Due to the COVID-19 pandemic, the effective implementation date for PDPA compliance – particularly relevant for Data Controllers engaged in almost all types of businesses – has been postponed to 1 June 2021.
Under the PDPA, a Data Controller is a person or juristic person who collects, uses or discloses personal data.
Personal data under the PDPA consists of any data, such as names, e-mails, telephone numbers, photos, etc. which enables the identification of a living person, either directly or indirectly.
In practice, it is impossible for businesses to avoid collecting personal data in their daily operations. Businesses often collect, use and/or disclose the personal data of customers, employees, vendors, business partners, etc. However, the rules about how this can be done are about to change and businesses need to properly prepared.
Penalties under the PDPA are severe. They could be cumulative and could result in significant fines, imprisonment, or both.
For example, under the new PDPA rules, a data controller who fails to obtain legally required consent from a personal data owner when processing personal data may be liable for a fine not exceeding 3,000,000 Baht per time, e.g. failing to obtain consent 10 times, could make a data controller liable for a fine of up to 30,000,000 Baht.

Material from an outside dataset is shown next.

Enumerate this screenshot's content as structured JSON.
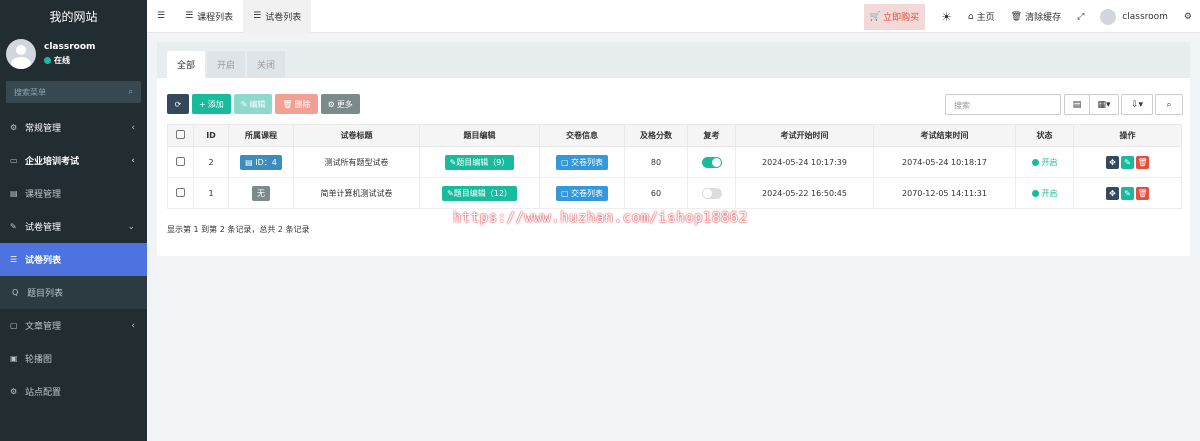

Based on our experience, for a mid-size business the general timeline for PDPA compliance preparation ranges from between three to five months, depending on the complexity of business activities and amount of personal data involved.
It is important, therefore, that business operators start the preparation process now, in order to be ready for PDPA compliance by 1 June 2021.
To start preparing, business operators should take these initial first steps:
Step 1: Identify your working team and plan your strategy for PDPA compliance. For effective PDPA preparation, the working team should involve key personnel from business, operations, IT, HR, legal and compliance.
Step 2: Identify all activities which relate to personal data and the affected persons – who, what, where and with whom do you share personal data? This activity is known as data mapping, performing a data inventory or creating a record of data processing.
Step 3: Prepare your plan to comply with the PDPA’s provisions in order to manage both existing personal data and personal data to be collected and processed in the future. This could apply to customers, employees, third parties (e.g. vendors, business partners), and other individuals (e.g. building visitors, website users, etc.).
In the forthcoming articles, we will share some of the key experiences of PDPA compliance and the common challenges our clients face during PDPA preparation.
KPMG Thailand is a member firm of the KPMG network in the EU which has extensive experience with the GDPR. We provide full PDPA services, including legal, risk management and IT services, from the data identification stage up until the completion of PDPA implementation, and including subsequent PDPA support.
We welcome any opportunity to discuss the relevance of the above for your business.
KPMG Thailand’s Legal Services Team offers a wide range of practical legal solutions. For more information, please visit KPMG Legal.